MOSCOW, Dec 2 (Reuters) – Russia has proposed spending 1 trillion roubles ($15.67 billion) from its National Wealth Fund to support infrastructure projects and exports between 2020 and 2022, as it tries to boost stalling economic growth under western sanctions.
Russia believes state spending could steer the oil-dependent economy through waning investment activity after the U.S. and other countries imposed financial sanctions in 2014, causing sharp swings in the rouble and suffocating investment activity.
Russia’s finance ministry, in a draft law published late on Friday, said it planned to use money from the National Wealth Fund to issue sovereign loans to countries that can use them to pay for Russian exports.
“(This) will … minimise the significantly increased risks of seizure and blocking of Russian assets in foreign jurisdictions, primarily the U.S. and Western European countries, and, as a consequence, the complete loss of Russian investments due to unfriendly actions of foreign states against Russia.”
This should support the Russian economy, particularly its energy sector, the finance ministry said.
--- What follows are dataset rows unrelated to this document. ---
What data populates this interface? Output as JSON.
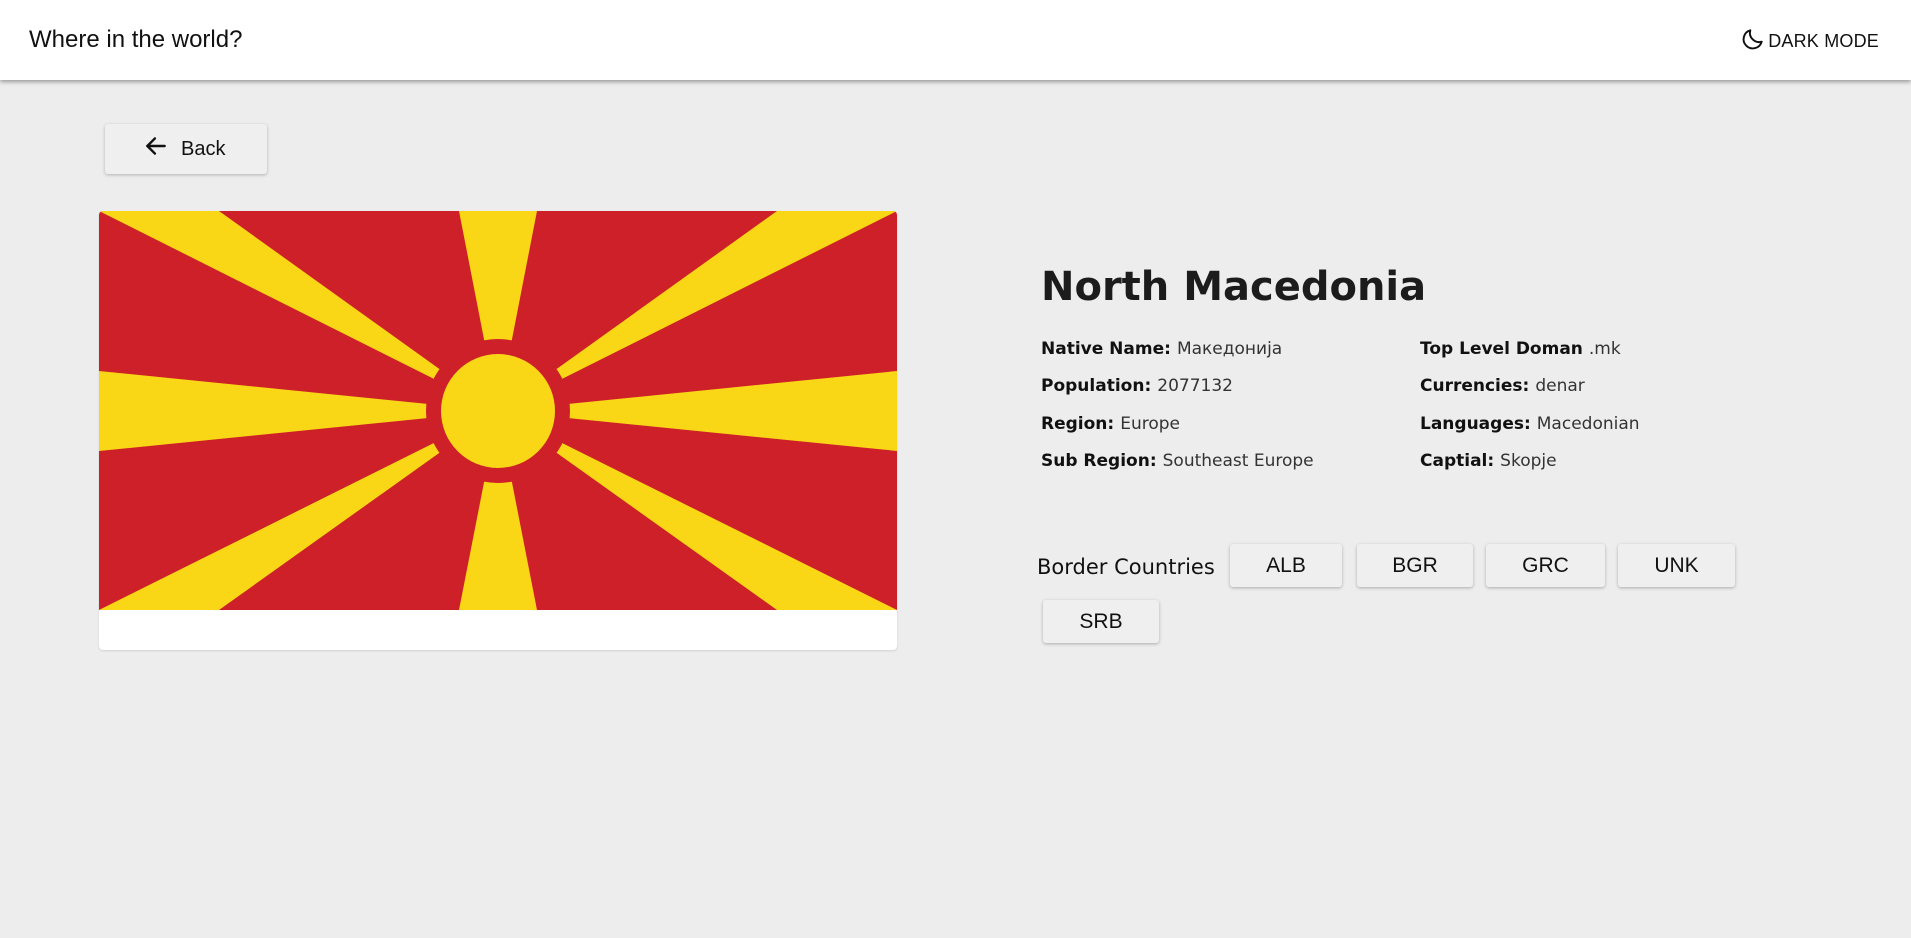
{
  "header": {
    "title": "Where in the world?",
    "theme_toggle_label": "DARK MODE",
    "theme_icon": "moon-icon"
  },
  "back_button": {
    "label": "Back",
    "icon": "arrow-left-icon"
  },
  "flag": {
    "description_icon": "north-macedonia-flag",
    "colors": {
      "field": "#CE2028",
      "sun": "#F9D616"
    }
  },
  "country": {
    "name": "North Macedonia",
    "facts_left": [
      {
        "label": "Native Name:",
        "value": "Македонија"
      },
      {
        "label": "Population:",
        "value": "2077132"
      },
      {
        "label": "Region:",
        "value": "Europe"
      },
      {
        "label": "Sub Region:",
        "value": "Southeast Europe"
      }
    ],
    "facts_right": [
      {
        "label": "Top Level Doman",
        "value": ".mk"
      },
      {
        "label": "Currencies:",
        "value": "denar"
      },
      {
        "label": "Languages:",
        "value": "Macedonian"
      },
      {
        "label": "Captial:",
        "value": "Skopje"
      }
    ]
  },
  "borders": {
    "label": "Border Countries",
    "countries": [
      "ALB",
      "BGR",
      "GRC",
      "UNK",
      "SRB"
    ]
  }
}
The ministry also said it planned to use the National Wealth Fund, which accumulates revenues from oil exports and was initially designed to support the country’s pension system, to cover up to 20% of loans required by infrastructure projects within Russia, although the rate of return should not be lower than for OFZ treasury bonds.
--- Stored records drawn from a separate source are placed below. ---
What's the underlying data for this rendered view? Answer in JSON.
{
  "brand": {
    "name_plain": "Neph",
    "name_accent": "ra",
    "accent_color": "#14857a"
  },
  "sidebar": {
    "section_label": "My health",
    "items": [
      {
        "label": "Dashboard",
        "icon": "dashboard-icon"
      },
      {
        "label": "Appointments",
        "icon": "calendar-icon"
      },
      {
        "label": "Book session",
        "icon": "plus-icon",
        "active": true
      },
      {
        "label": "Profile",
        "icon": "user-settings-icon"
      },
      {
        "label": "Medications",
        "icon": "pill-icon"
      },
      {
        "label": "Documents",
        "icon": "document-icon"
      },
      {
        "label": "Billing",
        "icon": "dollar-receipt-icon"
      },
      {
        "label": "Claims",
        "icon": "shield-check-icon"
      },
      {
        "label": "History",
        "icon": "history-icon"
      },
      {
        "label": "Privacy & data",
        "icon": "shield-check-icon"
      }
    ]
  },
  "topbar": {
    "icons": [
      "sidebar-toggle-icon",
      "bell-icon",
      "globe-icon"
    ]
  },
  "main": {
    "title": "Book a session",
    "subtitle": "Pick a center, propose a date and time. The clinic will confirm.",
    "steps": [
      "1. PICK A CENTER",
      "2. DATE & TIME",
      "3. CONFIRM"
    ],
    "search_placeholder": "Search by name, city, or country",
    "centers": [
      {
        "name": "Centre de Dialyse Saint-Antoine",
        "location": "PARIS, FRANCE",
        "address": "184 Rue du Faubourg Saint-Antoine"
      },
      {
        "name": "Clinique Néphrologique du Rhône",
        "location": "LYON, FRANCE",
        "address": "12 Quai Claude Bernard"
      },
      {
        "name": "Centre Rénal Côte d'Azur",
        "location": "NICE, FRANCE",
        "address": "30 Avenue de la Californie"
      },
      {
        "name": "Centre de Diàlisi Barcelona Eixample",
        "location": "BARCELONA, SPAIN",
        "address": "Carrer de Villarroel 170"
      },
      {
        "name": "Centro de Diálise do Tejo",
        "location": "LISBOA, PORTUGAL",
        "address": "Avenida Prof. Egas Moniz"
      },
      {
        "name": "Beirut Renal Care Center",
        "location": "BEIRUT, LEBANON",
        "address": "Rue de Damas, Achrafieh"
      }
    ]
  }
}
The National Wealth Fund was worth $124 billion as of Nov. 1, up from $58 billion in early 2019.
Gross domestic product growth, in contrast, is slowing despite numerous calls from President Vladimir Putin for Russia to outpace global GDP growth. Russian GDP growth is seen at around 1% in 2019 versus the 2.3% recorded in 2018.
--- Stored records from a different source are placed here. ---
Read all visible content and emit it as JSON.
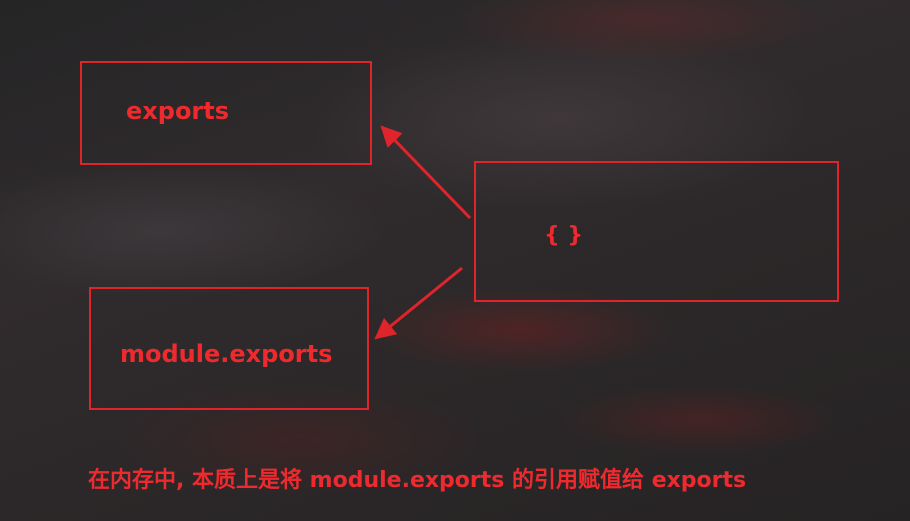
{
  "diagram": {
    "nodes": {
      "exports": "exports",
      "object": "{ }",
      "module_exports": "module.exports"
    },
    "edges": [
      {
        "from": "object",
        "to": "exports"
      },
      {
        "from": "object",
        "to": "module_exports"
      }
    ],
    "caption": "在内存中, 本质上是将 module.exports 的引用赋值给 exports"
  },
  "colors": {
    "accent": "#e0242b",
    "background": "#2a2628"
  }
}
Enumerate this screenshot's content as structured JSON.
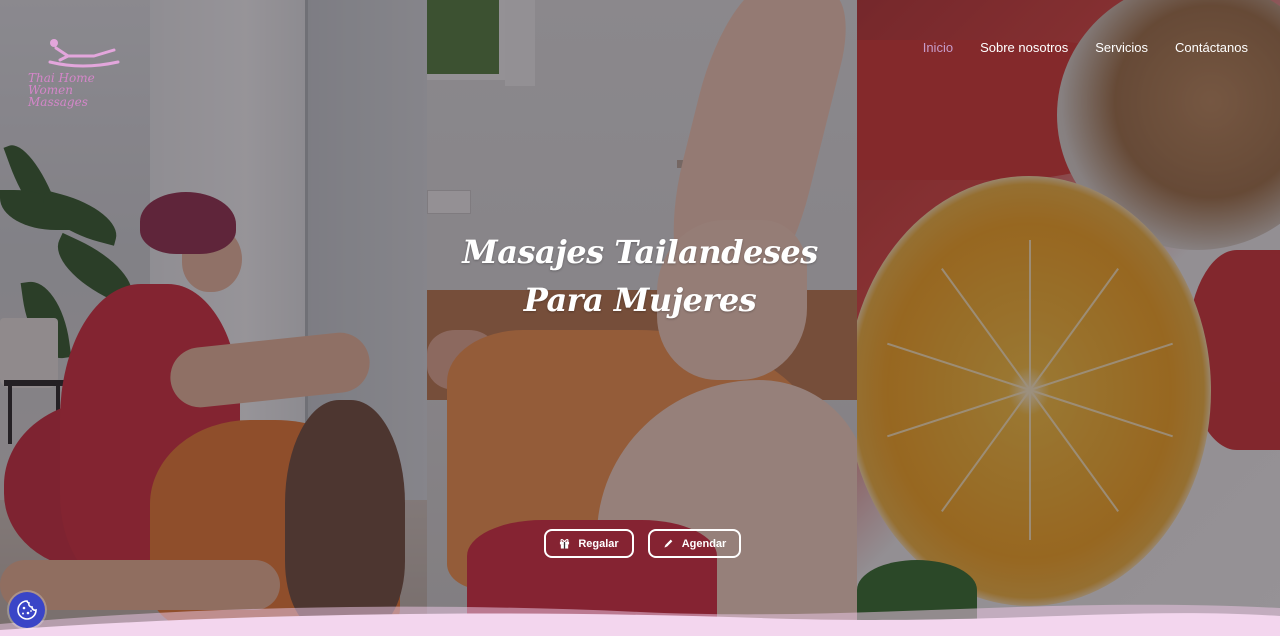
{
  "brand": {
    "logo_line1": "Thai Home Women",
    "logo_line2": "Massages"
  },
  "nav": {
    "items": [
      {
        "label": "Inicio",
        "active": true
      },
      {
        "label": "Sobre nosotros",
        "active": false
      },
      {
        "label": "Servicios",
        "active": false
      },
      {
        "label": "Contáctanos",
        "active": false
      }
    ]
  },
  "hero": {
    "title_line1": "Masajes Tailandeses",
    "title_line2": "Para Mujeres",
    "buttons": {
      "gift_label": "Regalar",
      "book_label": "Agendar"
    }
  },
  "icons": {
    "logo": "reclining-figure-icon",
    "gift": "gift-icon",
    "book": "pencil-icon",
    "cookie": "cookie-icon"
  },
  "colors": {
    "nav_active": "#c79bc9",
    "logo": "#d486c9",
    "cookie_button": "#3a45c7",
    "wave": "#f3d6ee"
  }
}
The government will be able to use money from the National Wealth Fund once its liquid assets exceed 7% of GDP, something the finance ministry expects to happen in 2020.
The draft law, published by the finance ministry on the government regulation website http://regulation.gov.ru, is now set to be considered by the government and then will be passed over to parliament. ($1 = 63.8345 roubles) (Writing by Andrey Ostroukh Editing by Katya Golubkova and Kirsten Donovan)